» DATA SHOWN
= = = = = = =
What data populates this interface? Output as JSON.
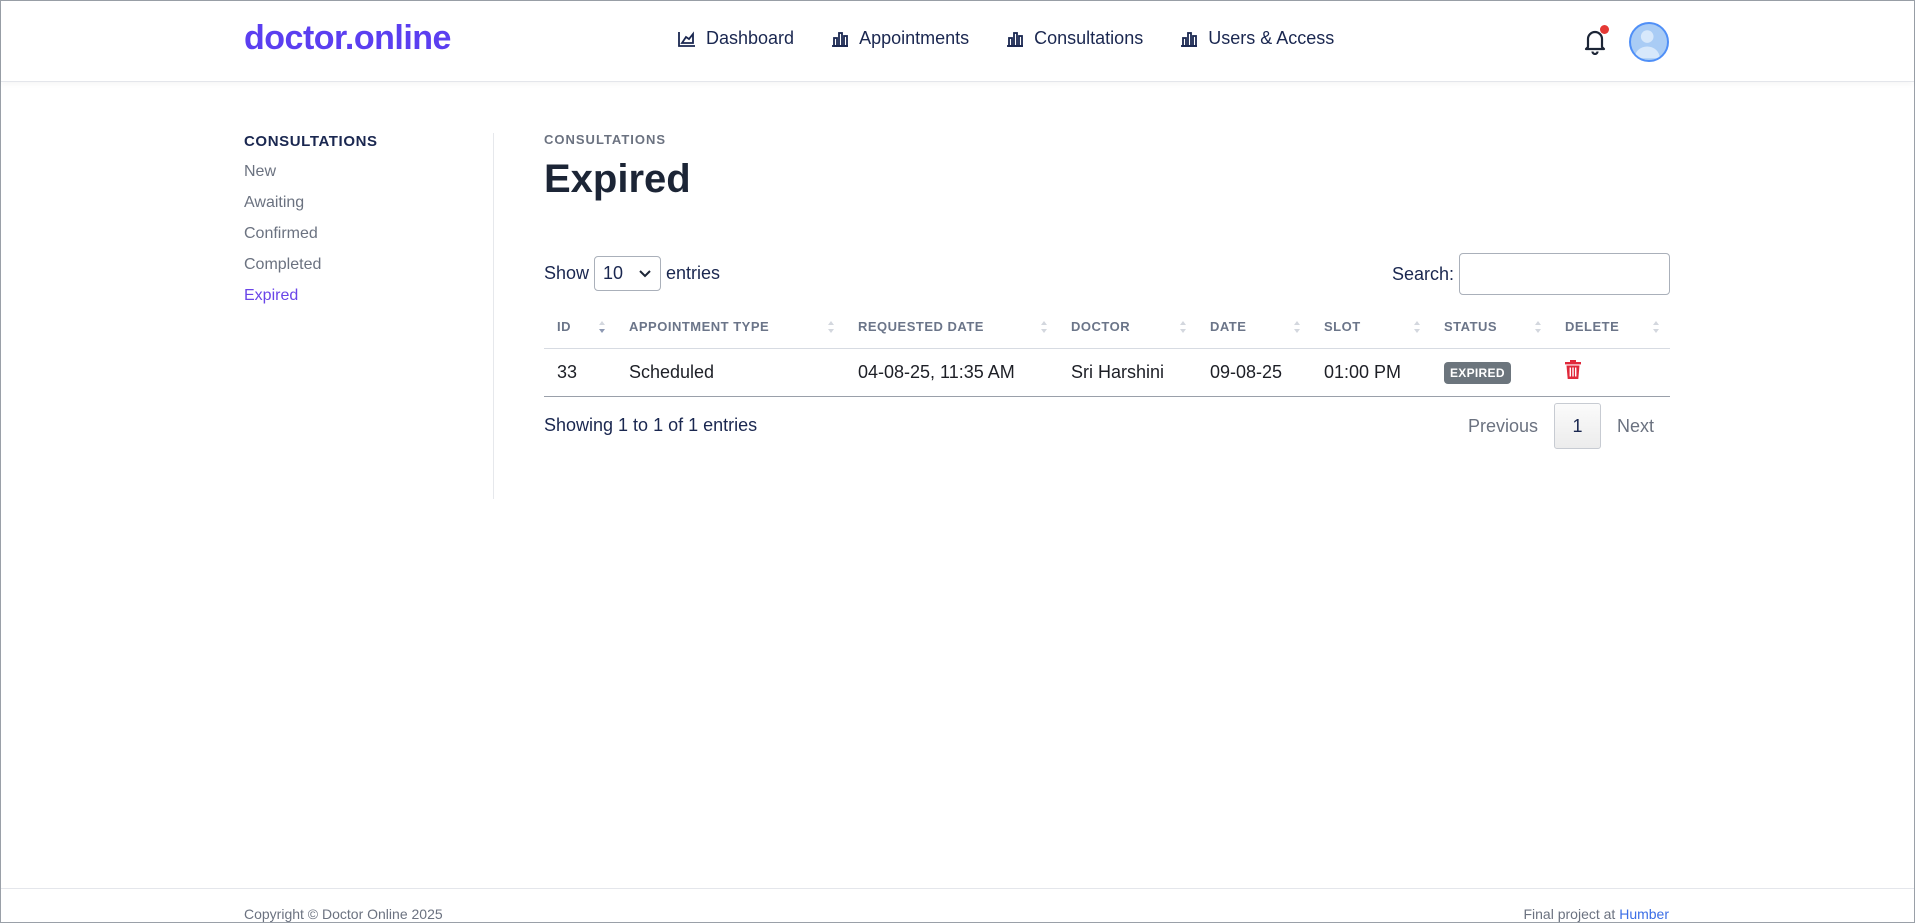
{
  "brand": "doctor.online",
  "nav": {
    "items": [
      {
        "label": "Dashboard",
        "icon": "chart-area-icon"
      },
      {
        "label": "Appointments",
        "icon": "chart-bar-icon"
      },
      {
        "label": "Consultations",
        "icon": "chart-bar-icon"
      },
      {
        "label": "Users & Access",
        "icon": "chart-bar-icon"
      }
    ]
  },
  "sidebar": {
    "heading": "CONSULTATIONS",
    "items": [
      {
        "label": "New"
      },
      {
        "label": "Awaiting"
      },
      {
        "label": "Confirmed"
      },
      {
        "label": "Completed"
      },
      {
        "label": "Expired",
        "active": true
      }
    ]
  },
  "main": {
    "eyebrow": "CONSULTATIONS",
    "title": "Expired",
    "show_label": "Show",
    "entries_value": "10",
    "entries_label": "entries",
    "search_label": "Search:",
    "search_value": ""
  },
  "table": {
    "columns": [
      "ID",
      "APPOINTMENT TYPE",
      "REQUESTED DATE",
      "DOCTOR",
      "DATE",
      "SLOT",
      "STATUS",
      "DELETE"
    ],
    "rows": [
      {
        "id": "33",
        "type": "Scheduled",
        "requested": "04-08-25, 11:35 AM",
        "doctor": "Sri Harshini",
        "date": "09-08-25",
        "slot": "01:00 PM",
        "status": "EXPIRED"
      }
    ]
  },
  "pagination": {
    "info": "Showing 1 to 1 of 1 entries",
    "previous": "Previous",
    "page": "1",
    "next": "Next"
  },
  "footer": {
    "copyright": "Copyright © Doctor Online 2025",
    "credit_prefix": "Final project at",
    "credit_link": "Humber"
  },
  "colors": {
    "brand": "#5b3ff0",
    "active_link": "#6a45e8",
    "badge": "#6c757d",
    "delete": "#e0283a",
    "notification_dot": "#e53935"
  }
}
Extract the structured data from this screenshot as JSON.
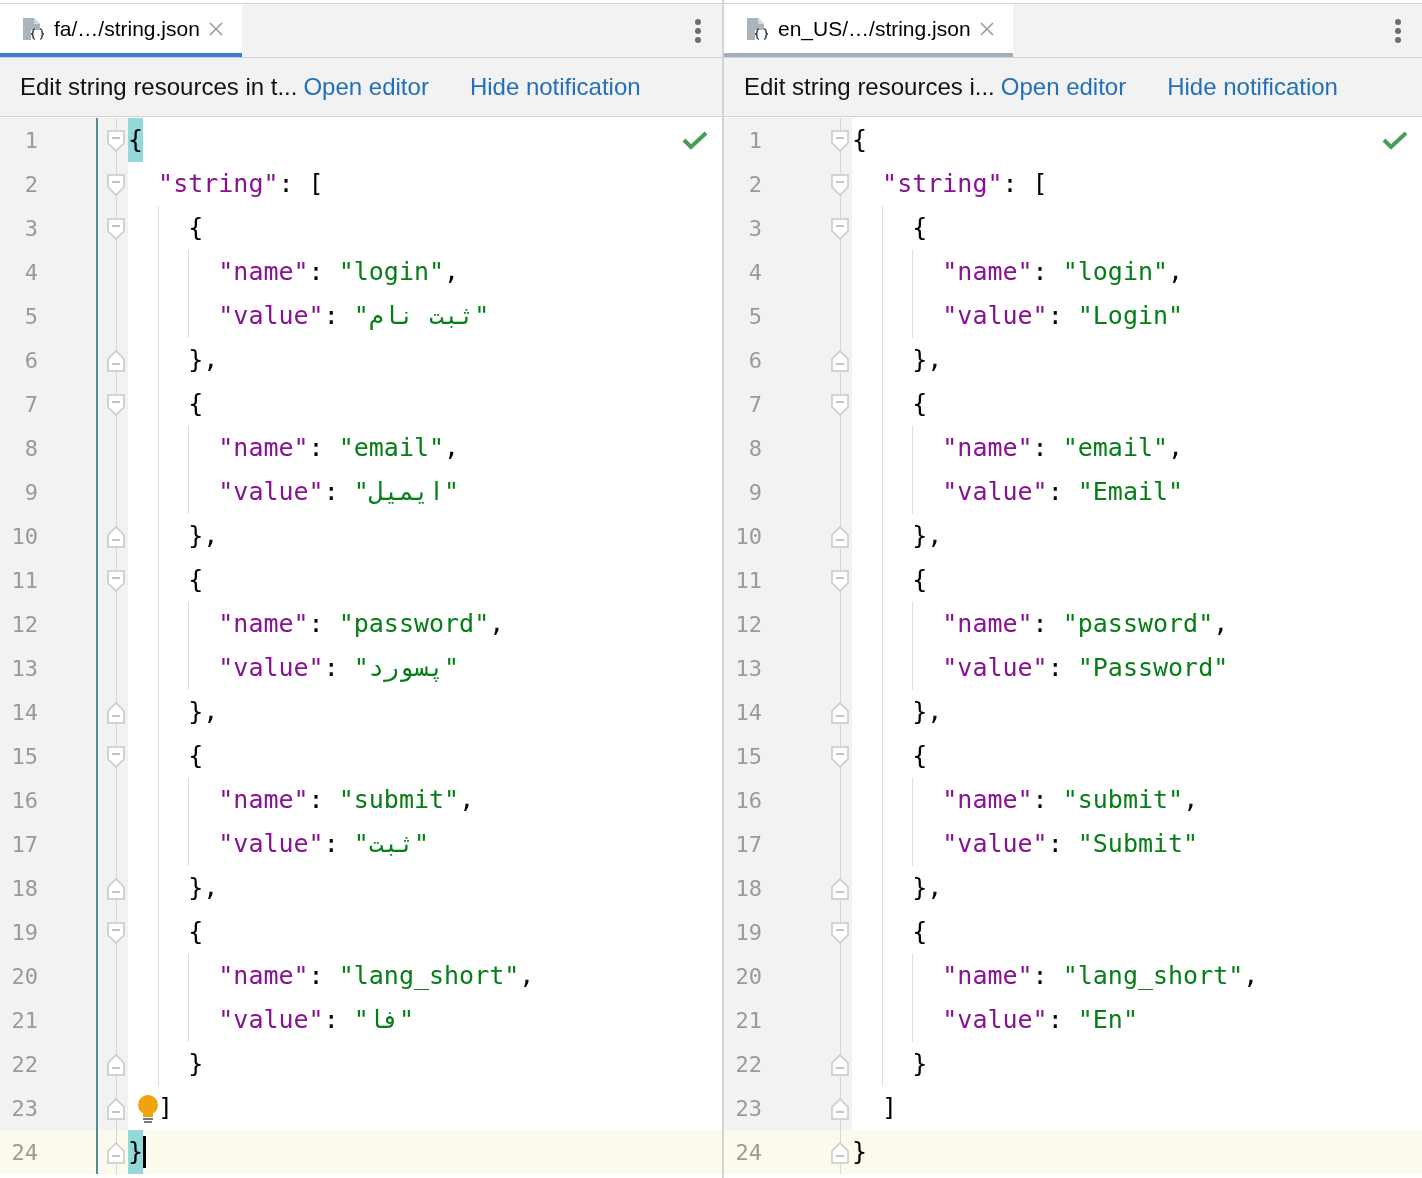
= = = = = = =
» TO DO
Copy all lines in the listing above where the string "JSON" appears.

» WRITTEN REPLY
What data populates this interface? Output as JSON.
Extract the structured data from this screenshot as JSON.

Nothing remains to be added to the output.